10.) Further On Up The Road
11.) Fire
12.) Parisienne Walkways

Disc 5 – 2001:

1.) You Upset Me Baby
2.) Cold Black Night
3.) Stormy Monday
4.) Oh Pretty Woman
5.) All Your Love
6.) Still Got The Blues
7.) Too Tired
8.) How Many Lies
9.) Fire
10.) Enough Of The Blues
11.) The Prophet

News: wait for a competition and three come along at once!


Another chance to win a prize:
http://www.muzicosphere.com/headline/1301?lang=en

How to enter the contest?

To be the king get a chance to win the William’son Red Bee, you’ll have to enter the game, and to enter it will be pretty easy. You’ll have to share a demo/test drive video of your musical instrument with the readers of muzicosphere. Just as me, they are interested and want to hear various musical instruments.

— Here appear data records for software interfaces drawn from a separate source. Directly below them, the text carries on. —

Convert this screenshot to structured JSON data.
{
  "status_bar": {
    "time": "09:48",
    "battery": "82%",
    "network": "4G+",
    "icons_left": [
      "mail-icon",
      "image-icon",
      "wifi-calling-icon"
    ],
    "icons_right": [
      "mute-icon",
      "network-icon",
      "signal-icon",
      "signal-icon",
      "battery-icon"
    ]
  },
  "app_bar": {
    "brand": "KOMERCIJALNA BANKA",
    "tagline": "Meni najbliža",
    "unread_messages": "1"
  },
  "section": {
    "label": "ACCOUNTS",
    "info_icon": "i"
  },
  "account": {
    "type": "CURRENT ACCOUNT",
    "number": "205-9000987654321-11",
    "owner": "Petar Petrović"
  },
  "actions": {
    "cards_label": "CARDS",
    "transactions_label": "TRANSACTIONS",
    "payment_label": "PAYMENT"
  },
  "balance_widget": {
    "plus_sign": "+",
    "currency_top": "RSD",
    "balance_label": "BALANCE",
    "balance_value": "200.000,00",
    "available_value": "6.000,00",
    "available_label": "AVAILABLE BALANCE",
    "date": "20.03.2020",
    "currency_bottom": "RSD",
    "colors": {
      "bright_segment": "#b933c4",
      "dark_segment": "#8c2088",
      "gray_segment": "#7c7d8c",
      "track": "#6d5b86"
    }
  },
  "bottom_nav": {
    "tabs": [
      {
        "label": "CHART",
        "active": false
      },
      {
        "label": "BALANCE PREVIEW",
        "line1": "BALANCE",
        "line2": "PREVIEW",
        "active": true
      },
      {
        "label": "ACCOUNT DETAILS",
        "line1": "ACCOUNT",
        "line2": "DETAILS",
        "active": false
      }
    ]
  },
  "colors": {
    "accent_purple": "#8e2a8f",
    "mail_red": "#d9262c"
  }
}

The contest is opened to everybody with no country restriction.
The contest is opened to every musical instrument. If you want this guitar, and that you are a multi-instrumentalist (for example) or that you are a musician who want to learn guitar… Well, you can share a video about any other musical instrument like bass, harmonica, or whatever instrument you wanna show us. Don’t hesitate to submit your video…
I will take one video per contestant into account for the contest. However, if you do want to share several videos, you are welcome to proceed, the extra videos will be published but not counted for the contest.
To send a video, you’ll just have to click on the Red Bee Giveaway item of the navigation menu above, on the top of the page that will direct you to a form to fill-in.
Schedule of the contest?

July Tuesday 7th : Beginning of the contest.
The videos will be published on the blog as they’ll come along.
In order to designate the winner, people will have to vote for their favorite videos with the vote module at the bottom of each single contest post. You are welcome to also comment, ask questions, interact…
You will have until Sunday September 6th at midnight (Paris time) to submit your video, and votes will be open until Sunday September 20th.
On Monday September 21st I’ll establish the final Top 10 most voted videos.
The winner will be chosen among these 10 finalists during September 21st week.

Joe Stump: will the real joe stump please stand up

I guess this is what passes for humour around these parts...


Neoclassical Guitar Shredding

Marc Rizzo: bunchtv interview

Alberto Carcano: albinoni's adagio

Not sure about the background beat to this, but again it's show how these videos are progressing.


adagio

Orianthi: michael jackson's last guitar player speaks out


Music Radar interviews Orianthi after Michaels death: "
Since I was three, music's been my life," Orianthi told MusicRadar in this excusive MusicRadar podcast. "I'm lucky that my family is musical. Music was encouraged. So when I saw Carlos Santana play and decided to really pursue the electric guitar in earnest, it was OK. My parents knew I was going to go for it."

Orianthi went for it alright, quitting school at 15 to devote herself to the guitar. A CD of hers made its way to Santana, who invited the fellow PRS-devotee to play with her on stage when he performed in Adelaide. "Since that moment, I knew I made the right choice," she says.
listen to podcast

Paul Gilbert: yalv yet another live video!

Paul Gilbert 014

Allen Hinds: fuzzy baked potato

Like the title?, no! neither do I!... oh well.

Featuring Allen Hinds on guitar, Dave Hooper on drums, JV Collier on bass, Jeff Babko on keys and Ronnie Gutierrez on percussion, a seven video haul!


Allen Hinds: Baked Potato 2009


Interview with Allen Hinds EWS Fuzzy Drive